■ GOAL OF THE EXERCISE ■
Copy out each line below in which the string "true" appears.

■ SOURCE RECORDS ■
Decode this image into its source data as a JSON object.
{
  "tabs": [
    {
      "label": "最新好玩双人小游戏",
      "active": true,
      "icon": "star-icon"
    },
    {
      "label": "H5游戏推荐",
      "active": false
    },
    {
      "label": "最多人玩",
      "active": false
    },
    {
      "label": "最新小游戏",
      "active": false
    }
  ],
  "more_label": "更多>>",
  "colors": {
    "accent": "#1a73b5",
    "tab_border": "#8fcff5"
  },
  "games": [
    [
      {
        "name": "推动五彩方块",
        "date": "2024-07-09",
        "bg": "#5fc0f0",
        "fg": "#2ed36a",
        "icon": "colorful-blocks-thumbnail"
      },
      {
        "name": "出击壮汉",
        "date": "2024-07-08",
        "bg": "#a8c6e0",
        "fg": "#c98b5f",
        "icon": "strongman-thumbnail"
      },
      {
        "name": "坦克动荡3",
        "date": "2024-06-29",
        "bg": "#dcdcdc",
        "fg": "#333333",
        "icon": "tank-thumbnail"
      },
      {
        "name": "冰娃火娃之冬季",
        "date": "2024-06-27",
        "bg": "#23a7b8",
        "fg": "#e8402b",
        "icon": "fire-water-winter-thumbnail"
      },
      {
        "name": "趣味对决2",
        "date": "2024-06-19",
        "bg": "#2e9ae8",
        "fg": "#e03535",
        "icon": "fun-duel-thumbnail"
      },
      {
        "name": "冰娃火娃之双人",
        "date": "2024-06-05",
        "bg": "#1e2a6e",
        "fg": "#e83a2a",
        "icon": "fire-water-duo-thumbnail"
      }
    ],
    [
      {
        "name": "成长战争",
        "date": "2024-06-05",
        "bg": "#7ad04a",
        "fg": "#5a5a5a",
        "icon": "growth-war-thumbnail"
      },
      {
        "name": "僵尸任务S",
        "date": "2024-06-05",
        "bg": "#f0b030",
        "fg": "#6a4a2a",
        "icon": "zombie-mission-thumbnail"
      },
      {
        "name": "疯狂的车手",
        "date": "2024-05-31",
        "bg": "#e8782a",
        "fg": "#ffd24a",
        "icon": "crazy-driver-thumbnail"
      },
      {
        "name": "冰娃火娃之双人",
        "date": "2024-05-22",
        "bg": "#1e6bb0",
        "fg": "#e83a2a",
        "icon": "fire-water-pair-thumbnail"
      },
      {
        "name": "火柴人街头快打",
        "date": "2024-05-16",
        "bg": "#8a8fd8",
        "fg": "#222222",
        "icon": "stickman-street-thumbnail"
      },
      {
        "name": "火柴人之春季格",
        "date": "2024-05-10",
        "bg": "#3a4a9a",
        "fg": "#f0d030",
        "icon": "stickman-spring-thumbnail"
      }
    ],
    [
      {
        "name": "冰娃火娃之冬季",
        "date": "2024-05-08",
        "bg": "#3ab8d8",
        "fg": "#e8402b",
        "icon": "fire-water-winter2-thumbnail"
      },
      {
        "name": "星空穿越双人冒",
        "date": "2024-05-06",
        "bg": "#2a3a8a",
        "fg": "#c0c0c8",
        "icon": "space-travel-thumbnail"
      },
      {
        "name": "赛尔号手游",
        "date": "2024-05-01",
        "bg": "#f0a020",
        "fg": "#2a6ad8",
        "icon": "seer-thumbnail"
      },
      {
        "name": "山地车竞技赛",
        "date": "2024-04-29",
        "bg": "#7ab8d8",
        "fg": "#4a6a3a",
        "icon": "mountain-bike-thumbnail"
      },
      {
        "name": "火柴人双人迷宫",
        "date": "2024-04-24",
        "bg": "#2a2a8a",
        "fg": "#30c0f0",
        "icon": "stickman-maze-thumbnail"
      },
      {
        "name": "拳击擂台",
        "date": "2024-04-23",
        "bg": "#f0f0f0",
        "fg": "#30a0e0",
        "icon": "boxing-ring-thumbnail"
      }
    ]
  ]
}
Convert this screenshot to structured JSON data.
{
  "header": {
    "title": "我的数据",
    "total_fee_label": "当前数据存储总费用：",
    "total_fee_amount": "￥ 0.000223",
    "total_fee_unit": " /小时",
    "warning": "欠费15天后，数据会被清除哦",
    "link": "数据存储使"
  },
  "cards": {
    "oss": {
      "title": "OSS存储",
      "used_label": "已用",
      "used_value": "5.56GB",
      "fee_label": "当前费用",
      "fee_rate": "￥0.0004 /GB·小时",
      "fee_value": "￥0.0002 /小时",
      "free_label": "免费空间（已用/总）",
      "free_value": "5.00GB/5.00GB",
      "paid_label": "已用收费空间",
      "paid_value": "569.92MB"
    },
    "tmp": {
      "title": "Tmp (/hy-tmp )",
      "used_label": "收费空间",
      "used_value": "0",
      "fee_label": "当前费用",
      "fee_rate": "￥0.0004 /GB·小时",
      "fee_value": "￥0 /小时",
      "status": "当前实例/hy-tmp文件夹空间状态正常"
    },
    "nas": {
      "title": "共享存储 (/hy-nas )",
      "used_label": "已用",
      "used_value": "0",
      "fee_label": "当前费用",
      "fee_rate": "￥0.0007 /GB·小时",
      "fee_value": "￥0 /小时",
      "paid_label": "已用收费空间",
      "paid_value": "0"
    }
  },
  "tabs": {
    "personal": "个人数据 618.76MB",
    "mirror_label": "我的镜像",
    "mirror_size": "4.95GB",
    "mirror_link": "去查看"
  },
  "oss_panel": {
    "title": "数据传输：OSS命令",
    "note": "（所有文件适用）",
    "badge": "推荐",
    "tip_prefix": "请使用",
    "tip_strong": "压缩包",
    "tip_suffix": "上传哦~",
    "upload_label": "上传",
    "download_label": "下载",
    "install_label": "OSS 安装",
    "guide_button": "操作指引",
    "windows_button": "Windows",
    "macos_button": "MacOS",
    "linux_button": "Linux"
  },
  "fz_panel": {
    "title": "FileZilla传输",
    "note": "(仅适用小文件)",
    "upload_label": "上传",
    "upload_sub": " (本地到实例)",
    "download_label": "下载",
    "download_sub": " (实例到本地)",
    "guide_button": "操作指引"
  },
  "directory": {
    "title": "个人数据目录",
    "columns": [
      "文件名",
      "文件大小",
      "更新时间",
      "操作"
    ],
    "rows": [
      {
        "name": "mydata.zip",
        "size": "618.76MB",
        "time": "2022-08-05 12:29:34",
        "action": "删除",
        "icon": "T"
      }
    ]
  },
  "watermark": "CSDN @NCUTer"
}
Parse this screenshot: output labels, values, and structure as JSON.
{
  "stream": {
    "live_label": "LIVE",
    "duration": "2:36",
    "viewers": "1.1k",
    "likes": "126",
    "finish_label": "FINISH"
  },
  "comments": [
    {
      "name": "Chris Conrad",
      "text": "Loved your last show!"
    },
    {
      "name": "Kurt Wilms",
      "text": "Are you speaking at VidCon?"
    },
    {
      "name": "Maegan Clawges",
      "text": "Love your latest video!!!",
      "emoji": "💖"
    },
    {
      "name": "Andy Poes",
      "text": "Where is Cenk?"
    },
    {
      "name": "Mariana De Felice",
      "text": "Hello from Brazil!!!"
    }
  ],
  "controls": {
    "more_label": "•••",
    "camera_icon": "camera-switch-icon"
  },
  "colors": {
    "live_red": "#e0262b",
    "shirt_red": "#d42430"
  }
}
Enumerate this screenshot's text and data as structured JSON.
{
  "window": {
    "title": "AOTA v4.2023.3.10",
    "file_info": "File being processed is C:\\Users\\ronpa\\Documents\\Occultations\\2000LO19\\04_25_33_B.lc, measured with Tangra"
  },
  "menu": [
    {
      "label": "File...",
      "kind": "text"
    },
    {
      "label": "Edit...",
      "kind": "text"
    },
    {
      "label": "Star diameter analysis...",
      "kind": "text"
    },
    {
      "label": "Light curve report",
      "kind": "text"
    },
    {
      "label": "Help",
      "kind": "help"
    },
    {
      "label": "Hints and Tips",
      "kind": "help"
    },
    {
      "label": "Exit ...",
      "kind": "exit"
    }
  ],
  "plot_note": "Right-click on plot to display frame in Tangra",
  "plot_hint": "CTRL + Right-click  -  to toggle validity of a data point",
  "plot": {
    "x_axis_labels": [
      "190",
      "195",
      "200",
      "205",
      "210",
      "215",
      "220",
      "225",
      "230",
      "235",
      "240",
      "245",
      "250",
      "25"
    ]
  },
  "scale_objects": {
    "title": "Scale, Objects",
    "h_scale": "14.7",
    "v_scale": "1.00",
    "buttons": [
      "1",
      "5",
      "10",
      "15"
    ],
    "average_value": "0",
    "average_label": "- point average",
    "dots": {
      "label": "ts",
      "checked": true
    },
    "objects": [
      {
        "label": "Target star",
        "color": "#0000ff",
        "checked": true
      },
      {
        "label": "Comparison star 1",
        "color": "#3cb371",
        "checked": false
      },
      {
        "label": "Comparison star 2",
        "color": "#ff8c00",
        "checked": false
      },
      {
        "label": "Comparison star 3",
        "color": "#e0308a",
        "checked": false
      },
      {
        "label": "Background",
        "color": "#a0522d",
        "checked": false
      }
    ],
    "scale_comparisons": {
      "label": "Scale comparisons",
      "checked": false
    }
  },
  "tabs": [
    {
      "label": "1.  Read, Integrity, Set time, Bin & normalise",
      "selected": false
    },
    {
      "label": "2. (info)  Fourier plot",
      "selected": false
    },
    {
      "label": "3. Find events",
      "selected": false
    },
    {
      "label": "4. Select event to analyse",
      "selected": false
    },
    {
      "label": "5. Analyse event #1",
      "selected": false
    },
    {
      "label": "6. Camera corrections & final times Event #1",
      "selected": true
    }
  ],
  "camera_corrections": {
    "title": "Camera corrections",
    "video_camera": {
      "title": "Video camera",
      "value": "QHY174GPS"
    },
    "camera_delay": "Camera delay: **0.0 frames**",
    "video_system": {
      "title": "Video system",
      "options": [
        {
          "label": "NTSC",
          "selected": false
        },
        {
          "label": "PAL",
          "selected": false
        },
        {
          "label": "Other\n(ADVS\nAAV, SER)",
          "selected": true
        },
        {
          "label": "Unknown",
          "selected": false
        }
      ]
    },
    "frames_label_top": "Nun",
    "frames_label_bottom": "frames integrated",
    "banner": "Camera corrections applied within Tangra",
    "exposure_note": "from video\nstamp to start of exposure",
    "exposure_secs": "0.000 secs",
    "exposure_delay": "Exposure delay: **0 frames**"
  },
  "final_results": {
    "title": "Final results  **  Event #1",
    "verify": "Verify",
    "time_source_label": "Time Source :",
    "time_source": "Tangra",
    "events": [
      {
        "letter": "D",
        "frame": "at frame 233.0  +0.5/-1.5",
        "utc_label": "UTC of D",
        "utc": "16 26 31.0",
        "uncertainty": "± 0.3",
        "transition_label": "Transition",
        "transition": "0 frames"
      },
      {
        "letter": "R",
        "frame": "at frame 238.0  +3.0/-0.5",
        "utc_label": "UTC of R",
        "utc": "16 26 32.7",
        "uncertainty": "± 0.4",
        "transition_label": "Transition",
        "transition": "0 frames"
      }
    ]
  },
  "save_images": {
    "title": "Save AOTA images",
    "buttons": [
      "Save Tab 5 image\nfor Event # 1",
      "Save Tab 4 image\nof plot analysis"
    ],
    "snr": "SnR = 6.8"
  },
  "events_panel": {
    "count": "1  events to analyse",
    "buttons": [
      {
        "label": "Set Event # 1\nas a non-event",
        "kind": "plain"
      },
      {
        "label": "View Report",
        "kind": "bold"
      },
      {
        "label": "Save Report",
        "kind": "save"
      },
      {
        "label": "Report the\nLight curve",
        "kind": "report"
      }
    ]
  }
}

■ SOLUTION TO THIS EXERCISE ■
      "active": true,
      "checked": true
        "checked": true
      "selected": true
          "selected": true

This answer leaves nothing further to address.